* TASK MATERIAL:
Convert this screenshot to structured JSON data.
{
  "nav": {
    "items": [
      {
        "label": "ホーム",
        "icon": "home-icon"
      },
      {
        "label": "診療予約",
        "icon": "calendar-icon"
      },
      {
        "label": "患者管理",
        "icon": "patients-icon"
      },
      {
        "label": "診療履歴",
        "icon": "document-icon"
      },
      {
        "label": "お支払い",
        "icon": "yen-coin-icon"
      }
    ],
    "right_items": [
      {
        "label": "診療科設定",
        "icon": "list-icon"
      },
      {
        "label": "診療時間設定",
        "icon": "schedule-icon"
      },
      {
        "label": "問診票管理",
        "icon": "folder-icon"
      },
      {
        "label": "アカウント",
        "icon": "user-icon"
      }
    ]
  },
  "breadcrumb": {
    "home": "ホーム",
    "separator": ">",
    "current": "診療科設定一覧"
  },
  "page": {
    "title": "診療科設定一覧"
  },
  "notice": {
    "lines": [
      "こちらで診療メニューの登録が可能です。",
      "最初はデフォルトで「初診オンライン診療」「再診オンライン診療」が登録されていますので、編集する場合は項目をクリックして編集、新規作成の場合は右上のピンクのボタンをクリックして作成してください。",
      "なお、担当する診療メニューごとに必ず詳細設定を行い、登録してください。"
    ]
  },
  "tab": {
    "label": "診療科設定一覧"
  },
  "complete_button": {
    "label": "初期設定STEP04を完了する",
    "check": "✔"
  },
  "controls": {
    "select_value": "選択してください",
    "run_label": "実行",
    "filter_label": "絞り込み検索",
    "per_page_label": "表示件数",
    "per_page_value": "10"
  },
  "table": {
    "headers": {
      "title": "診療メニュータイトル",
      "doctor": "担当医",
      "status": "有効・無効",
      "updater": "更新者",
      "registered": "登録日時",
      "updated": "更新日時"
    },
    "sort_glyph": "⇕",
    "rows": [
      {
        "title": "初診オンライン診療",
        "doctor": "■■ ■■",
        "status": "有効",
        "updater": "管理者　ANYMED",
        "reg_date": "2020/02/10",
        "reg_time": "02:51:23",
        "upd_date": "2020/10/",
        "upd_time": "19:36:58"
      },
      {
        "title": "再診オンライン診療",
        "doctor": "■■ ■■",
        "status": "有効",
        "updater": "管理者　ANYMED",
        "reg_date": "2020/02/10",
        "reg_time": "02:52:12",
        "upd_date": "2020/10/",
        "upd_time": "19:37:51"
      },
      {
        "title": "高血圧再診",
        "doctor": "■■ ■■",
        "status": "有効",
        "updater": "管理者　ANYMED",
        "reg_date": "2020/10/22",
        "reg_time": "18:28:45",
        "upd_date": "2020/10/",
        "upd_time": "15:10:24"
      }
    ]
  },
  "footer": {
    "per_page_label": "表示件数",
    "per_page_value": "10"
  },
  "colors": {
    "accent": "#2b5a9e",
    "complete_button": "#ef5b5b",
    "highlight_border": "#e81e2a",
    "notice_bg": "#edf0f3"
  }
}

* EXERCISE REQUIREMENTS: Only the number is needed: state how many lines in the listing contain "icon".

* ANSWER TO THE EXERCISE: 9